Local Flavor

I was in Kansas City for our annual Sales Summit last week. A great part of travelling is the opportunity to experience local flavor. KC is known for barbeque (specifically burnt ends), but my wife thinks it should be known for narrow winding streets and tiny parking spaces! 

The word barbecue comes from the language of a Caribbean Indian tribe called the Taino. Their word for grilling on a raised wooden platform is barbacoa. The word first appeared in print in a Spanish explorer’s account of the West Indies in 1526, according to Planet Barbecue.

Barbeque, or BBQ as we know it, is meat cooked over a grill or pit, covered in spices and basting sauce. Past that initial, very basic (but important) definition, things can go in a lot of directions. Dry or wet rubs, different binders, temp and time, almost infinite variations of spices and sauces—the list and results are endless. Yet, it is all spiced meat that has been cooked over fire.

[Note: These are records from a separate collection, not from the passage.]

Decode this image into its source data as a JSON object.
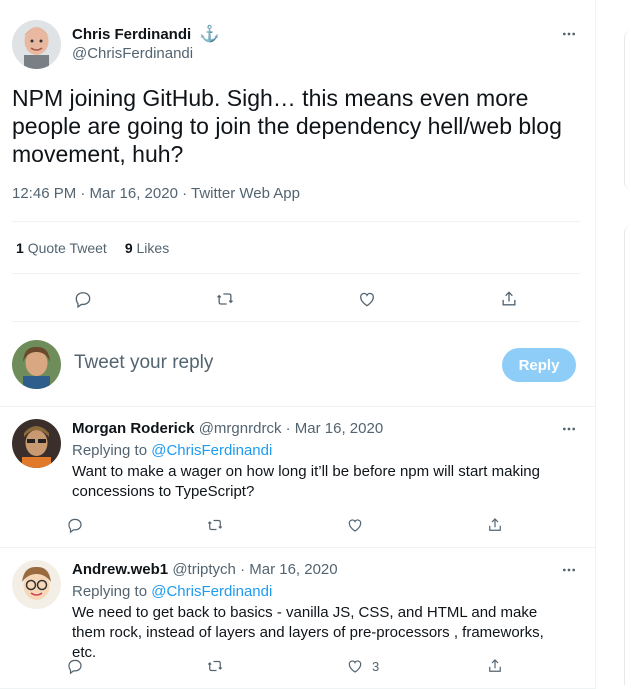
{
  "main_tweet": {
    "author_name": "Chris Ferdinandi",
    "author_handle": "@ChrisFerdinandi",
    "verified_symbol": "⚓",
    "text": "NPM joining GitHub. Sigh… this means even more people are going to join the dependency hell/web blog movement, huh?",
    "timestamp": "12:46 PM · Mar 16, 2020",
    "source": "Twitter Web App",
    "quote_tweets_count": "1",
    "quote_tweets_label": "Quote Tweet",
    "likes_count": "9",
    "likes_label": "Likes"
  },
  "reply_composer": {
    "placeholder": "Tweet your reply",
    "button_label": "Reply"
  },
  "replies": [
    {
      "author_name": "Morgan Roderick",
      "author_handle": "@mrgnrdrck",
      "date": "· Mar 16, 2020",
      "replying_label": "Replying to",
      "replying_to": "@ChrisFerdinandi",
      "text": "Want to make a wager on how long it’ll be before npm will start making concessions to TypeScript?",
      "like_count": ""
    },
    {
      "author_name": "Andrew.web1",
      "author_handle": "@triptych",
      "date": "· Mar 16, 2020",
      "replying_label": "Replying to",
      "replying_to": "@ChrisFerdinandi",
      "text": "We need to get back to basics - vanilla JS, CSS, and HTML and make them rock, instead of layers and layers of pre-processors , frameworks, etc.",
      "like_count": "3"
    }
  ],
  "colors": {
    "accent": "#1d9bf0",
    "reply_button_disabled": "#8ecdf8",
    "muted_text": "#536471"
  }
}
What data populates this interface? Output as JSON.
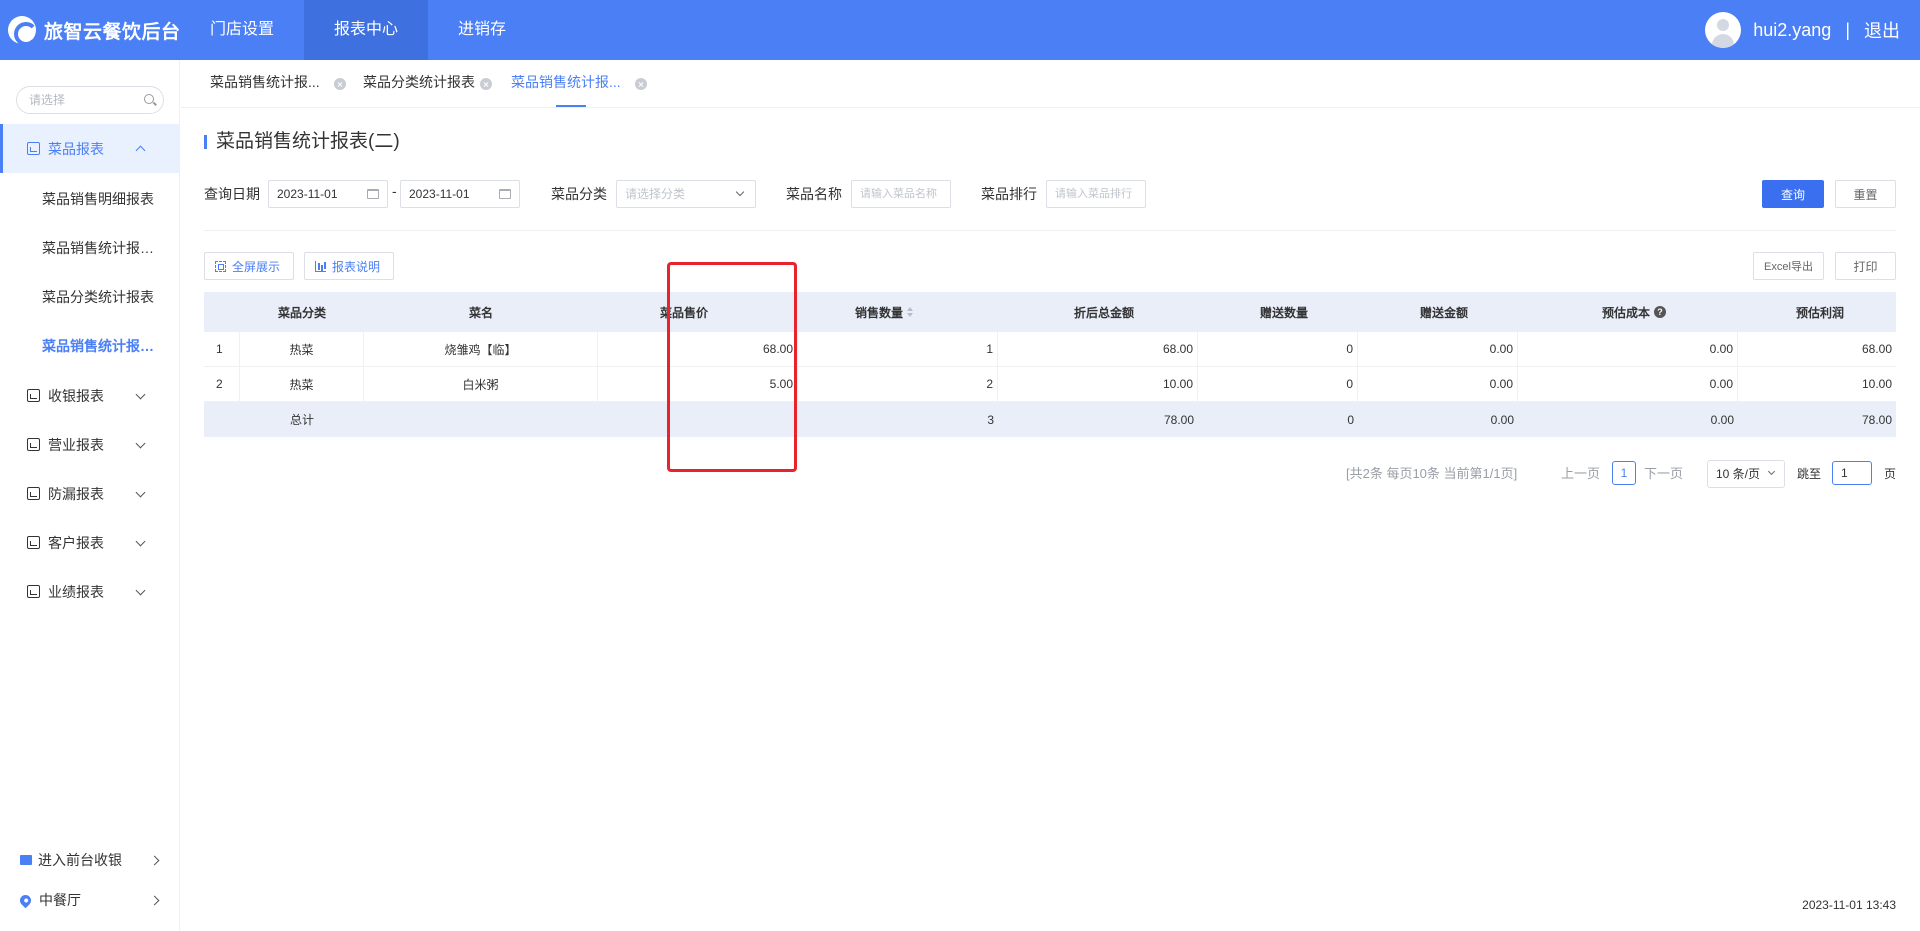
{
  "header": {
    "app_title": "旅智云餐饮后台",
    "nav": [
      {
        "label": "门店设置"
      },
      {
        "label": "报表中心"
      },
      {
        "label": "进销存"
      }
    ],
    "username": "hui2.yang",
    "separator": "|",
    "logout": "退出"
  },
  "sidebar": {
    "search_placeholder": "请选择",
    "groups": [
      {
        "label": "菜品报表",
        "icon": "report-icon"
      },
      {
        "label": "收银报表",
        "icon": "cashier-icon"
      },
      {
        "label": "营业报表",
        "icon": "business-icon"
      },
      {
        "label": "防漏报表",
        "icon": "leak-icon"
      },
      {
        "label": "客户报表",
        "icon": "customer-icon"
      },
      {
        "label": "业绩报表",
        "icon": "performance-icon"
      }
    ],
    "sub_items": [
      {
        "label": "菜品销售明细报表"
      },
      {
        "label": "菜品销售统计报表(二)"
      },
      {
        "label": "菜品分类统计报表"
      },
      {
        "label": "菜品销售统计报表(二)"
      }
    ],
    "bottom": {
      "front_cashier": "进入前台收银",
      "store": "中餐厅"
    }
  },
  "tabs": [
    {
      "label": "菜品销售统计报..."
    },
    {
      "label": "菜品分类统计报表"
    },
    {
      "label": "菜品销售统计报..."
    }
  ],
  "page": {
    "title": "菜品销售统计报表(二)",
    "filters": {
      "date_label": "查询日期",
      "date_start": "2023-11-01",
      "date_sep": "-",
      "date_end": "2023-11-01",
      "category_label": "菜品分类",
      "category_placeholder": "请选择分类",
      "name_label": "菜品名称",
      "name_placeholder": "请输入菜品名称",
      "rank_label": "菜品排行",
      "rank_placeholder": "请输入菜品排行"
    },
    "buttons": {
      "query": "查询",
      "reset": "重置",
      "fullscreen": "全屏展示",
      "report_desc": "报表说明",
      "excel": "Excel导出",
      "print": "打印"
    },
    "table": {
      "columns": [
        "菜品分类",
        "菜名",
        "菜品售价",
        "销售数量",
        "折后总金额",
        "赠送数量",
        "赠送金额",
        "预估成本",
        "预估利润"
      ],
      "rows": [
        {
          "idx": "1",
          "category": "热菜",
          "name": "烧雏鸡【临】",
          "price": "68.00",
          "qty": "1",
          "amount": "68.00",
          "gift_qty": "0",
          "gift_amount": "0.00",
          "cost": "0.00",
          "profit": "68.00"
        },
        {
          "idx": "2",
          "category": "热菜",
          "name": "白米粥",
          "price": "5.00",
          "qty": "2",
          "amount": "10.00",
          "gift_qty": "0",
          "gift_amount": "0.00",
          "cost": "0.00",
          "profit": "10.00"
        }
      ],
      "total": {
        "label": "总计",
        "qty": "3",
        "amount": "78.00",
        "gift_qty": "0",
        "gift_amount": "0.00",
        "cost": "0.00",
        "profit": "78.00"
      }
    },
    "pagination": {
      "summary": "[共2条 每页10条 当前第1/1页]",
      "prev": "上一页",
      "current": "1",
      "next": "下一页",
      "page_size": "10 条/页",
      "jump_label": "跳至",
      "jump_value": "1",
      "page_suffix": "页"
    },
    "timestamp": "2023-11-01 13:43"
  },
  "colors": {
    "primary": "#4a7ff5",
    "header_bg": "#4a7ff5",
    "table_head_bg": "#e9eef9",
    "highlight": "#e8232b"
  }
}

As I talked to our team members from all over the US, it occurred to me that their version of our culture included their local flavor. Like BBQ, they took the basic and critical elements of our culture and then seasoned it to their taste.

Resonant and resilient culture is rooted in basic beliefs that can withstand the addition of local flavor. “Everyone is intrinsically and equally valuable” can lend itself to many ways of communicating and demonstrating that value. “Everyone should look and act like me” breaks down quickly when faced with the diversity we find around us.

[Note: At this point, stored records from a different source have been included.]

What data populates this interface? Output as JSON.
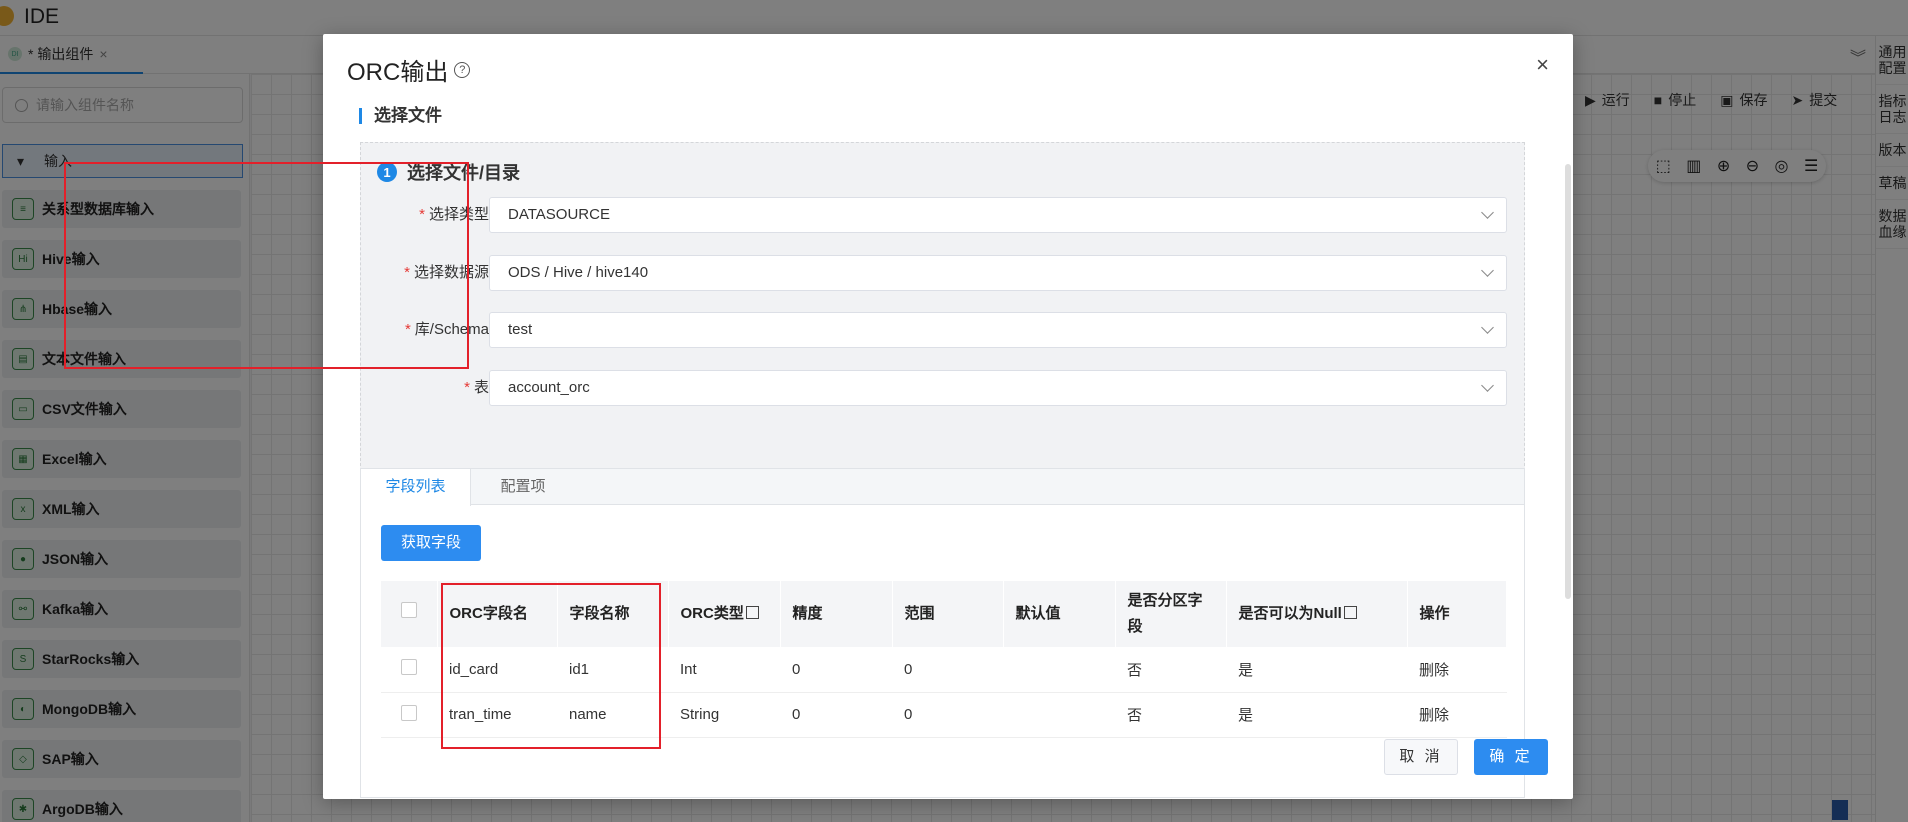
{
  "app": {
    "title": "IDE"
  },
  "tab": {
    "label": "* 输出组件",
    "dot": "DI",
    "close": "×"
  },
  "sidebar": {
    "search_placeholder": "请输入组件名称",
    "group_label": "输入",
    "items": [
      {
        "label": "关系型数据库输入",
        "icon": "database-icon"
      },
      {
        "label": "Hive输入",
        "icon": "hive-icon"
      },
      {
        "label": "Hbase输入",
        "icon": "hbase-icon"
      },
      {
        "label": "文本文件输入",
        "icon": "text-file-icon"
      },
      {
        "label": "CSV文件输入",
        "icon": "csv-icon"
      },
      {
        "label": "Excel输入",
        "icon": "excel-icon"
      },
      {
        "label": "XML输入",
        "icon": "xml-icon"
      },
      {
        "label": "JSON输入",
        "icon": "json-icon"
      },
      {
        "label": "Kafka输入",
        "icon": "kafka-icon"
      },
      {
        "label": "StarRocks输入",
        "icon": "starrocks-icon"
      },
      {
        "label": "MongoDB输入",
        "icon": "mongodb-icon"
      },
      {
        "label": "SAP输入",
        "icon": "sap-icon"
      },
      {
        "label": "ArgoDB输入",
        "icon": "argodb-icon"
      }
    ]
  },
  "toolbar": {
    "run": "运行",
    "stop": "停止",
    "save": "保存",
    "submit": "提交"
  },
  "rightbar": [
    "通用配置",
    "指标日志",
    "版本",
    "草稿",
    "数据血缘"
  ],
  "modal": {
    "title": "ORC输出",
    "section": "选择文件",
    "step_number": "1",
    "step_title": "选择文件/目录",
    "fields": [
      {
        "label": "选择类型",
        "value": "DATASOURCE"
      },
      {
        "label": "选择数据源",
        "value": "ODS / Hive / hive140"
      },
      {
        "label": "库/Schema",
        "value": "test"
      },
      {
        "label": "表",
        "value": "account_orc"
      }
    ],
    "tabs": [
      "字段列表",
      "配置项"
    ],
    "fetch_button": "获取字段",
    "table": {
      "headers": [
        "ORC字段名",
        "字段名称",
        "ORC类型",
        "精度",
        "范围",
        "默认值",
        "是否分区字段",
        "是否可以为Null",
        "操作"
      ],
      "rows": [
        [
          "id_card",
          "id1",
          "Int",
          "0",
          "0",
          "",
          "否",
          "是",
          "删除"
        ],
        [
          "tran_time",
          "name",
          "String",
          "0",
          "0",
          "",
          "否",
          "是",
          "删除"
        ]
      ]
    },
    "cancel": "取 消",
    "ok": "确 定"
  }
}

Local flavor can create conflict if we don’t understand and account for it. If you are used to eating BBQ in Texas and you order it in KC, you may be disappointed. Communication is one of the most critical components of successful culture across different locations. The way we communicate in one location may not translate well in other areas.

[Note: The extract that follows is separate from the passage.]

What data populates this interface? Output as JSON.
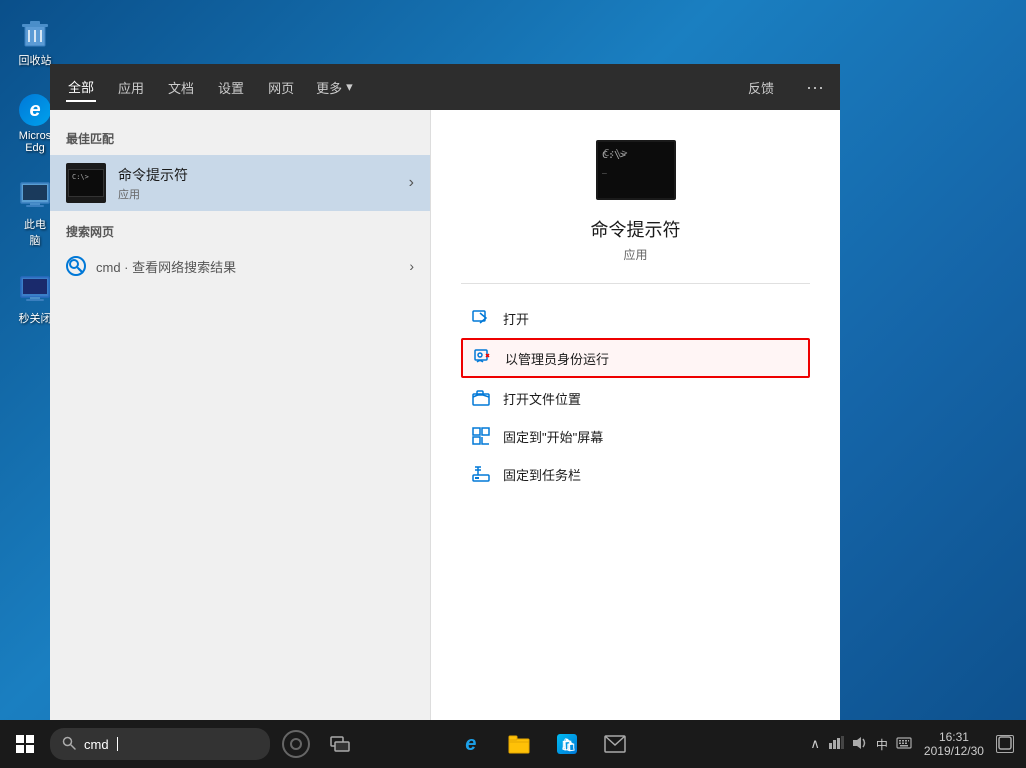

We have a team member from the deep south. They were telling a story one day and said they had put the things they were shopping for in their “buggy.” I stopped them and asked what a buggy was. Turns out, it is a shopping cart, only they don’t call it that. It’s a funny example, but it makes the point that clear communication is important and challenging when faced with local differences.

Another thing that inhibits a consistent base culture is an “us” versus “them” attitude. When we fail to be flexible in the “flavor,” we can end up arguing about the definition of BBQ. If we want the basic and critical elements of our culture to be present, we must acknowledge that things can be equal but not the same.

Ironically, this is an extension of our basic belief. We believe people are equal. Equal in value and their right to respect, safety, and care. Yet we know people are not the same. The differences are too numerous to count. Likewise, our culture can be present in unique variations that are different but equal.

I am glad that BBQ is different in KC than it is in Oklahoma or in Texas. Local flavor is one of the reasons I love to travel. I’m also glad that our culture is based on a belief, mission, and values that hold up well through the differences in seasoning. Local flavor reflects the diversity we value and still maintains the Bison Way.